How to make my hippocampus grow (or why I rely less on online maps)

hippocampus.jpgEver since I discovered Yahoo maps (seems aeons ago now), I started using it for most of my navigation needs. Not just when going to a new address, I found myself using it for places I have visited before – places in the neighborhood. Its just so convenient, one never gets lost (well, I still get lost – but thats another story).

I have started realizing that I no longer have good generalized learning of a neighborhood. For example, we lived in San Francisco for over a year. I hardly learnt its geography, driving like a robot on its roads – turn right after .02, Bear left on Post.

Maps give you specific Point A to Point B directions – along with exact distance and where to turn. But for generalized familiarity with a neighborhood, one needs to go beyond that specific robotic following of Point A-Point B directions. One needs to take the longer route sometimes, and even get lost once in a while. One needs to logically work out the appropriate directions. One needs to navigate by the landmarks – “head towards tall, red building”, “turn right just after the Chinese restaurant”.

I also had this nagging feeling that my hippocampus was not getting the workout it needed. (Hippocampus is a part of the brain that deals with memory and is shaped like a seahorse). Especially after reading about the London cabbies whose posterior hippocampus showed discernible growth as they spent more time navigating London streets. I decided to look into the matter – how do these London cabbies gain “the knowledge” as it is referred to. Seems like it takes 2-4 years, and knowing the “400 runs” (specific routes) is not enough. One has to be able to provide the most efficient route between two arbitrary points in that area. Also, one has to be familiar with buildings and other places of interest within 1/4th mile of the start and end points!

So this is what it takes to get the hippocampus to grow!

When we moved to Mountain View last year, I decided to stop printing out maps to nearby places. Instead I look at area maps, locate the place and try to work out the directions – in my head. Yes, I try to figure out when to take a left and right and go by my general sense of how long a mile takes. I make a careful note of landmarks. Instead of a robot following, “turn after .2 miles”, I make a mental note that the “right turn” came up immediately after the second light.
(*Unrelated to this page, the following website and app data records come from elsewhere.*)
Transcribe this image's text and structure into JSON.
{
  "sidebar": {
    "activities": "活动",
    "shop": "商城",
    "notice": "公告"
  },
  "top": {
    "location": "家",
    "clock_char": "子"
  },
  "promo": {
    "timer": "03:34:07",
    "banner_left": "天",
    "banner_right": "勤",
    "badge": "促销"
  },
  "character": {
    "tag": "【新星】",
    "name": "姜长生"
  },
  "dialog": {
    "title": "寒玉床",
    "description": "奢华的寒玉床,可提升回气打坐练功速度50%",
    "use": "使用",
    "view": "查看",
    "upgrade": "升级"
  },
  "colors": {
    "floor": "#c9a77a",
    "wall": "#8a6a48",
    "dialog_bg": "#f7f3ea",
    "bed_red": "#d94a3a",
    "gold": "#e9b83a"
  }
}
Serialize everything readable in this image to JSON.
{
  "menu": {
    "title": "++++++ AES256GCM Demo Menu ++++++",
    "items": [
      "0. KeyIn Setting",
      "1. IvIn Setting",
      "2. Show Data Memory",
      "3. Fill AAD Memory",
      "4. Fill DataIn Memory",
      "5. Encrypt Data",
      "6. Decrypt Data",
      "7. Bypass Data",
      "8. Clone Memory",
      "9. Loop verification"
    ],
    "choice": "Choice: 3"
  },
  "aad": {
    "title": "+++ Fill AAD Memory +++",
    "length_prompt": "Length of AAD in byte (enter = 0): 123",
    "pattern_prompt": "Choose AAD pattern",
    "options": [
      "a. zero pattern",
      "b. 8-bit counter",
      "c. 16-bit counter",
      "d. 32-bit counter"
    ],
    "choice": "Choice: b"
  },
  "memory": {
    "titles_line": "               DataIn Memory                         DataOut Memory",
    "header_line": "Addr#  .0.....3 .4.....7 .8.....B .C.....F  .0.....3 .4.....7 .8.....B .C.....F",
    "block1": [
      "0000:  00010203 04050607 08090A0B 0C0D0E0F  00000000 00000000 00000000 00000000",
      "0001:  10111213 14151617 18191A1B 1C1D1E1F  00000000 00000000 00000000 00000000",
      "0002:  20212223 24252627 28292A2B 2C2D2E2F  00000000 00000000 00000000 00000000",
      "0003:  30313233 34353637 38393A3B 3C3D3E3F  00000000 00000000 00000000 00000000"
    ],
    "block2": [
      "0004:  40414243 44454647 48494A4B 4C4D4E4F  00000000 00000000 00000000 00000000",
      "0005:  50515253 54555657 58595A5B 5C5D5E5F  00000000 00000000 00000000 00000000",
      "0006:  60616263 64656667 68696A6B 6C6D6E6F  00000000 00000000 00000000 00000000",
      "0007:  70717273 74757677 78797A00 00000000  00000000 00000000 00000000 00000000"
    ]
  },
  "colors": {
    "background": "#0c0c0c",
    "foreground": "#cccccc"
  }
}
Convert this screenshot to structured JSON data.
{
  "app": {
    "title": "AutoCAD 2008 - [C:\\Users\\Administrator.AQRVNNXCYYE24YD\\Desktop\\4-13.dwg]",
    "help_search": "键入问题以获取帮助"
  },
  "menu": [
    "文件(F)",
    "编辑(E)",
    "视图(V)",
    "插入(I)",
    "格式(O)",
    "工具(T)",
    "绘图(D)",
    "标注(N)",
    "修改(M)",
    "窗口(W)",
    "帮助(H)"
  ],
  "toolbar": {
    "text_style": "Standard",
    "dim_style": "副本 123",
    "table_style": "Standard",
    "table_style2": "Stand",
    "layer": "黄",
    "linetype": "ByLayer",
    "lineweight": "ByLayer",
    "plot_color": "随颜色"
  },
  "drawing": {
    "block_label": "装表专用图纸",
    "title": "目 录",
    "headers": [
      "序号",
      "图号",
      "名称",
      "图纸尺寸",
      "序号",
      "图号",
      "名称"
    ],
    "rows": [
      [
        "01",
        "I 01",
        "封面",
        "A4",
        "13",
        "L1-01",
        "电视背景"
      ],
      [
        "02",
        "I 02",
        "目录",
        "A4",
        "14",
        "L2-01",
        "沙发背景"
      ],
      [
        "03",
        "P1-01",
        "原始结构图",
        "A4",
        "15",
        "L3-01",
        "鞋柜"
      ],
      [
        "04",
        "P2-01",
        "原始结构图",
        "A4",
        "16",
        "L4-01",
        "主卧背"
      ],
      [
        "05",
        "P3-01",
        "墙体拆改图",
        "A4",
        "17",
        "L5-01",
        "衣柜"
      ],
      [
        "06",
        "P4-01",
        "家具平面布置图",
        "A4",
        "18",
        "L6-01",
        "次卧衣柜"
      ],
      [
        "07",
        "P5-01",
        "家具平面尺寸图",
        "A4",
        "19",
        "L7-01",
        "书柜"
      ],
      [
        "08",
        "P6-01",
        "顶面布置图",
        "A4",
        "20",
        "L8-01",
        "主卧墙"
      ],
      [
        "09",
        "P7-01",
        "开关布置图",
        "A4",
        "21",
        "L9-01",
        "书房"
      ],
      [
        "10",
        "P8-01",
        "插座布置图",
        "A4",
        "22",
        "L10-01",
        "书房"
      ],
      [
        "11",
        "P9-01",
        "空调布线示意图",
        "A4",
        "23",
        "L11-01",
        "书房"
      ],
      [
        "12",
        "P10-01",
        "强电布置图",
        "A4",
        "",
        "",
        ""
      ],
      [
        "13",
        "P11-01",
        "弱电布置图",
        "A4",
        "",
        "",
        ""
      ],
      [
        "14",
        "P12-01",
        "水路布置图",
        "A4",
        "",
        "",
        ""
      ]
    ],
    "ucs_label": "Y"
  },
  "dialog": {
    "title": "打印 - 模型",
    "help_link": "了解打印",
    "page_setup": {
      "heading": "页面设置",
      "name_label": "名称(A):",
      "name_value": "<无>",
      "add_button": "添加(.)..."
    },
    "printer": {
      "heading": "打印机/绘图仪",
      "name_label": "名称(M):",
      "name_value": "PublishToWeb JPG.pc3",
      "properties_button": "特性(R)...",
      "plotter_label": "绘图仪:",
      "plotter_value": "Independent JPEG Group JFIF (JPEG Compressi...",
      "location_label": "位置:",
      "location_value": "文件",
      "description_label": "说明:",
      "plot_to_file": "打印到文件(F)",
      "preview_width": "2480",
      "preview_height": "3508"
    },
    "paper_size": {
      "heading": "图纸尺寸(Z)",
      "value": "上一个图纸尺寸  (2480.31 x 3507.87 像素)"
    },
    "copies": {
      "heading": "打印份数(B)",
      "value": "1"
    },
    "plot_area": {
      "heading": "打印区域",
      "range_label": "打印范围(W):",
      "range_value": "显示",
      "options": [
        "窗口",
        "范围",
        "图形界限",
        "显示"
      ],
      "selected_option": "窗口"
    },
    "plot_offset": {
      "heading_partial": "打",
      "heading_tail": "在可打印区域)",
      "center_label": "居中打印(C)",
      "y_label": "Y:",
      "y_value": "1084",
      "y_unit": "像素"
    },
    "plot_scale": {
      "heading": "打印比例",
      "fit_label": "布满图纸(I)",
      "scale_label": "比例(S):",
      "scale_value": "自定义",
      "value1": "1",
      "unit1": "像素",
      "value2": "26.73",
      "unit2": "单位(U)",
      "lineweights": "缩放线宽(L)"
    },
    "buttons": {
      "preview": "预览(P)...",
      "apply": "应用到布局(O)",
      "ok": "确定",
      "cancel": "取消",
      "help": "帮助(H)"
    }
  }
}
I still use directions, when I am going to a new place. And of course I get lost embaressingly often. Now all I need to do is to wait 3-4 years, and find out if like the London cabbies, my hippocampus did grow.

3 thoughts on “How to make my hippocampus grow (or why I rely less on online maps)

  1. So, how do you measure your hippocampus? Have you established a baseline? :)

    I found that I learned to navigate the city after having a child and needing to go not just from my house to anywhere, but from the share care and the pre-school to anywhere. Or maybe it was just being able to find the nearest playground from almost any landmark.

    Interesting to think about how online references can change the way we think. I certainly use the library less often, but now I know all sort of strange facts, like how long snails sleep. I wonder what part of the brain is affected by that.


  2. Given my spatial navigtion abilities, I am sure my hippocampus is pretty small! During grad school, when I went into an MRI machine, it seemed pretty unremarkable.

    I don’t know if the usage of the library and the internet are fundamentally different. Both are knowledge resources – thought I suspect with Google makes you work less hard.

    There are a number of separate cognitive systems in the brain. The one that would be involved in remembering random facts like “how long snails sleep” would be the explicit memory system (also involves the hippocampus).

    The other memory system is called “implicit memory system” which is based in the various cortical areas (the part of the brain with the ridges). That memory system is more involved in unconscious learning, such as picking up patterns from the environment, or remembering that “a snail is a type of an animal” would involve this system. Most knowledge is probably a mesh of the two systems – though the difference between the two systems can be seen very dramatically in amnesia (explicit memory system is damaged, implicit is often intact).

    Then there are other subsystems, for example the one involed in making mathematical calculations. My father is so much better at doing calculations in his head than I am. Like the spatial navigation system, thats another system thats probably underused by people who rely on the computer a lot.

Comments are closed.